Orchestral Manoeuvres in the Dark, more commonly known as ‘OMD’, are the British electronic music band who formed in 1978 and achieved commercial success in the 1980s with hits such as Enola Gay, If You Leave and Joan of Arc, ‘cult classics’ that remain popular to this day. Hailing from Liverpool, the synth-pop legends have graced us with their fourteenth studio album, Bauhaus Staircase, under the White Noise label. The Album is very much a “lockdown album” according to Andy McCluskey, celebrating the power of art – with the album’s title a derivation of Oskar Schlemmer’s famous painting, ‘Bauhaus Stairway’.
Opening proceedings strongly, first track Bauhaus Staircase was not only title track, but also first single release. Very quickly the song progresses to full immersive synths hammering a beat that drives to the zenith of the track – higher pitch, euphoric synths giving an ecclesiastical feel – “revolution comes again” providing poignant vocals in this moment of synth reverence, and this is swiftly followed by Anthropocene, which also quickly gets into stride. Heavy on the synths once more, the song has a very pulsing, driving tempo. The vocals, which have an auto-tuned, synthetic quality, take somewhat of a backseat again against the synths… however, they complement the track extremely well.
Look at You Now slows down the tempo, with soaring synths and almost operatic notes weaved through this uplifting offering, and is followed by synth-pop offering G.E.M. with an almost 16-bit video game quality to the track. The lyrics of Where We Started take centre stage for a change, brimming with positivity and optimism, and this leads to the most recent single Veruschka, another down tempo track, with long gliding synth notes and akin to some of the classic 80s OMD slow movers.
Slow Train, the second single release, has been referenced as being Goldfrapp-inspired, and it’s immediately obvious in its similarity to Goldfrapp’s monster hit Train. Hints of T. Rex vocally, this track is so different to the others on the album, but it’s absolutely wonderful. Don’t Go is up next, with more than a suggestion of Yazoo’s Only You to the initial melody – the track grows into a positive, tuneful piece of synth-pop mastery. This is starkly contrasted by Kleptocracy, which is a politically charged track, with not-so-thinly veiled criticisms of political & economic corruption amongst global institutions & nation states.
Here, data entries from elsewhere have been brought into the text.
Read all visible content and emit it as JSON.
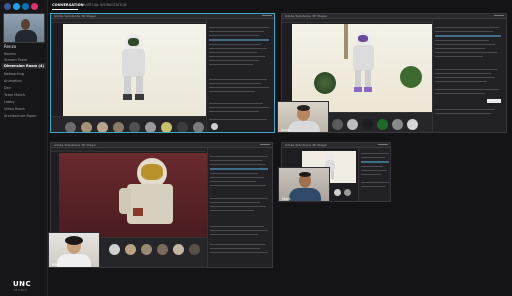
{
  "app": {
    "self_name": "Renzo",
    "logo": "UNC",
    "logo_sub": "STUDIO"
  },
  "top_icons": [
    {
      "name": "facebook-icon",
      "color": "#3b5998"
    },
    {
      "name": "twitter-icon",
      "color": "#1da1f2"
    },
    {
      "name": "linkedin-icon",
      "color": "#0077b5"
    },
    {
      "name": "instagram-icon",
      "color": "#e1306c"
    }
  ],
  "tabs": [
    {
      "label": "CONVERSATION",
      "active": true
    },
    {
      "label": "VIRTUAL WORKSTATION",
      "active": false
    }
  ],
  "sidebar": {
    "items": [
      {
        "label": "Rooms",
        "active": false
      },
      {
        "label": "Stream Team",
        "active": false
      },
      {
        "label": "Dimension Room (4)",
        "active": true
      },
      {
        "label": "Networking",
        "active": false
      },
      {
        "label": "Animation",
        "active": false
      },
      {
        "label": "Dev",
        "active": false
      },
      {
        "label": "Team Match",
        "active": false
      },
      {
        "label": "Lobby",
        "active": false
      },
      {
        "label": "Video Room",
        "active": false
      },
      {
        "label": "Architecture Room",
        "active": false
      }
    ]
  },
  "participants": [
    {
      "name": "Jason"
    },
    {
      "name": "Mark"
    },
    {
      "name": "Mila"
    }
  ],
  "windows": [
    {
      "title": "Adobe Substance 3D Stager"
    },
    {
      "title": "Adobe Substance 3D Stager"
    },
    {
      "title": "Adobe Substance 3D Stager"
    },
    {
      "title": "Adobe Substance 3D Stager"
    }
  ],
  "colors": {
    "selected_border": "#3aa8c8",
    "background": "#141416"
  }
}
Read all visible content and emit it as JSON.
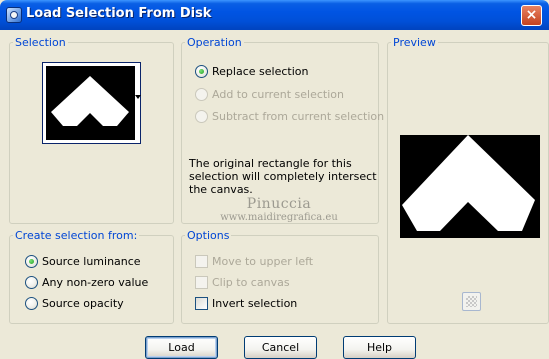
{
  "window": {
    "title": "Load Selection From Disk",
    "close_label": "×"
  },
  "selection": {
    "legend": "Selection"
  },
  "operation": {
    "legend": "Operation",
    "options": [
      {
        "label": "Replace selection",
        "checked": true,
        "enabled": true
      },
      {
        "label": "Add to current selection",
        "checked": false,
        "enabled": false
      },
      {
        "label": "Subtract from current selection",
        "checked": false,
        "enabled": false
      }
    ],
    "info": "The original rectangle for this selection will completely intersect the canvas."
  },
  "preview": {
    "legend": "Preview"
  },
  "watermark": {
    "name": "Pinuccia",
    "url": "www.maidiregrafica.eu"
  },
  "create_from": {
    "legend": "Create selection from:",
    "options": [
      {
        "label": "Source luminance",
        "checked": true
      },
      {
        "label": "Any non-zero value",
        "checked": false
      },
      {
        "label": "Source opacity",
        "checked": false
      }
    ]
  },
  "options": {
    "legend": "Options",
    "items": [
      {
        "label": "Move to upper left",
        "checked": false,
        "enabled": false
      },
      {
        "label": "Clip to canvas",
        "checked": false,
        "enabled": false
      },
      {
        "label": "Invert selection",
        "checked": false,
        "enabled": true
      }
    ]
  },
  "buttons": {
    "load": "Load",
    "cancel": "Cancel",
    "help": "Help"
  },
  "colors": {
    "title_bar": "#0054E3",
    "legend_text": "#0046D5",
    "dialog_bg": "#ECE9D8",
    "radio_dot": "#21A121"
  }
}
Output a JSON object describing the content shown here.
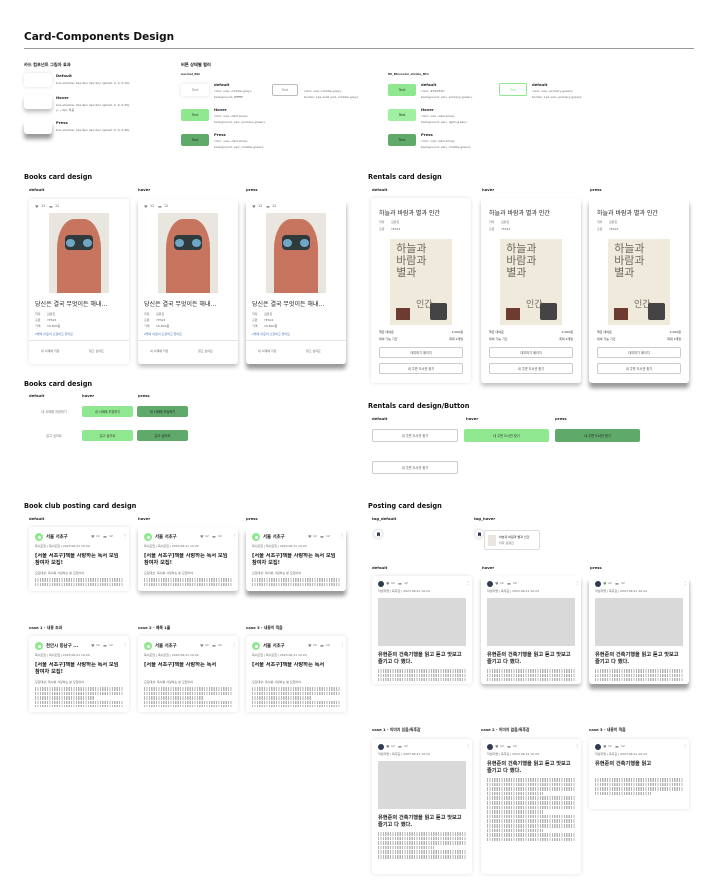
{
  "title": "Card-Components Design",
  "shadow": {
    "heading": "카드 컴포넌트 그림자 효과",
    "default": {
      "label": "Default",
      "desc": "box-shadow: 0px 0px 4px 0px rgba(0, 0, 0, 0.10);"
    },
    "hover": {
      "label": "Hover",
      "desc": "box-shadow: 0px 6px 4px 0px rgba(0, 0, 0, 0.25);",
      "desc2": "y: ~4px 적용"
    },
    "press": {
      "label": "Press",
      "desc": "box-shadow: 0px 6px 4px 0px rgba(0, 0, 0, 0.40);"
    }
  },
  "button_states": {
    "heading": "버튼 상태별 컬러",
    "normal": {
      "name": "normal_Btn",
      "sample": "Text",
      "default": {
        "label": "default",
        "l1": "color: var(--middle-gray);",
        "l2": "background: #ffffff;"
      },
      "default2": {
        "l1": "color: var(--middle-gray);",
        "l2": "border: 1px solid var(--middle-gray);"
      },
      "hover": {
        "label": "Hover",
        "l1": "color: var(--dark-blue);",
        "l2": "background: var(--primary-green);"
      },
      "press": {
        "label": "Press",
        "l1": "color: var(--dark-blue);",
        "l2": "background: var(--middle-green);"
      }
    },
    "fill": {
      "name": "fill_Btn/color_stroke_Btn",
      "sample": "Text",
      "default": {
        "label": "default",
        "l1": "color: #50783C;",
        "l2": "background: var(--primary-green);"
      },
      "default2": {
        "label": "default",
        "l1": "color: var(--primary-green);",
        "l2": "border: 1px var(--primary-green);"
      },
      "hover": {
        "label": "Hover",
        "l1": "color: var(--dark-blue);",
        "l2": "background: var(--light-green);"
      },
      "press": {
        "label": "Press",
        "l1": "color: var(--dark-blue);",
        "l2": "background: var(--middle-green);"
      }
    }
  },
  "colors": {
    "primary_green": "#8fe88f",
    "middle_green": "#5faa6a",
    "light_gray": "#d9d9d9"
  },
  "books": {
    "heading": "Books card design",
    "states": [
      "default",
      "hover",
      "press"
    ],
    "likes": "12",
    "comments": "12",
    "title": "당신은 결국 무엇이든 해내…",
    "author_k": "저자",
    "author": "김유진",
    "pub_k": "출판",
    "pub": "YES24",
    "price_k": "가격",
    "price": "16,800원",
    "link": "2명의 이웃이 소장하고 있어요",
    "btn1": "내 서재에 저장",
    "btn2": "읽고 싶어요"
  },
  "books_buttons": {
    "heading": "Books card design",
    "cols": [
      "default",
      "hover",
      "press"
    ],
    "row1": "내 서재에 저장하기",
    "row2": "읽고 싶어요"
  },
  "rentals": {
    "heading": "Rentals card design",
    "states": [
      "default",
      "hover",
      "press"
    ],
    "title": "하늘과 바람과 별과 인간",
    "author_k": "저자",
    "author": "김유진",
    "pub_k": "출판",
    "pub": "YES24",
    "cover_text": "하늘과\n바람과\n별과",
    "cover_sub": "인간",
    "price_k": "책값 대여료",
    "price": "2,000원",
    "period_k": "대여 가능 기간",
    "period": "최대 2개월",
    "btn1": "대여하기 페이지",
    "btn2": "내 주변 도서관 찾기"
  },
  "rentals_buttons": {
    "heading": "Rentals card design/Button",
    "cols": [
      "default",
      "hover",
      "press"
    ],
    "btn": "내 주변 도서관 찾기",
    "btn2": "내 주변 도서관 찾기"
  },
  "bookclub": {
    "heading": "Book club posting card design",
    "states": [
      "default",
      "hover",
      "press"
    ],
    "name": "서울 서초구",
    "likes": "12",
    "comments": "12",
    "meta": "독서모임 | 독서모임 | 2023.06.21 10:24",
    "title": "[서울 서초구]책을 사랑하는 독서 모임 참여자 모집!",
    "sub": "모집대상: 독서를 사랑하는 분 모임이야",
    "cases": [
      {
        "label": "case 1 - 내용 초과",
        "name": "천안시 동남구 ..."
      },
      {
        "label": "case 2 - 제목 1줄",
        "name": "서울 서초구",
        "title": "[서울 서초구]책을 사랑하는 독서"
      },
      {
        "label": "case 3 - 내용이 적음",
        "name": "서울 서초구",
        "title": "[서울 서초구]책을 사랑하는 독서"
      }
    ]
  },
  "posting": {
    "heading": "Posting card design",
    "tag_default": "tag_default",
    "tag_hover": "tag_hover",
    "tag_title": "하늘과 바람과 별과 인간",
    "tag_author": "저자 김유진",
    "states": [
      "default",
      "hover",
      "press"
    ],
    "likes": "12",
    "comments": "12",
    "meta": "작성자명 | 독후감 | 2023.06.21 10:24",
    "title": "유현준의 건축기행을 읽고 듣고 맛보고 즐기고 다 했다.",
    "cases": [
      {
        "label": "case 1 - 이미지 있음/독후감"
      },
      {
        "label": "case 2 - 이미지 없음/독후감"
      },
      {
        "label": "case 3 - 내용이 적음",
        "title": "유현준의 건축기행을 읽고"
      }
    ]
  }
}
In Aphrodite’s Favourite Child, I feel a sense of nostalgia with what I consider to be the bands most 1980s track of the album – this tune wouldn’t look out of place on the soundtrack of a Bratpack movie! In a return to the vibe of the early tracks of the album, Evolution of Species provides an ecological edge – beautiful synth vocals, mixed in with vocal direct from an educational video you’d watched in secondary school biology. Rounding off “Bauhaus Staircase” is Healing, a positive, atmospheric track with almost chorale quality – a reverent ending to the LP.
OMD have left a lasting impact on the electronic music genre, with a legacy of innovative and influential music, and Bauhaus Staircase is a fine addition to their portfolio. Whilst distinctively ‘OMD’, this is certainly more electronic than previous offerings (if that’s possible), and is often Kraftwerk-esque, but with some bouncier, more pop-like tones than the uber-synth masters. Andy McClusky was cognisant that with this album OMD were trying to avoid sounding like a “sad pastiche of yourself” – I think they’ve succeeded.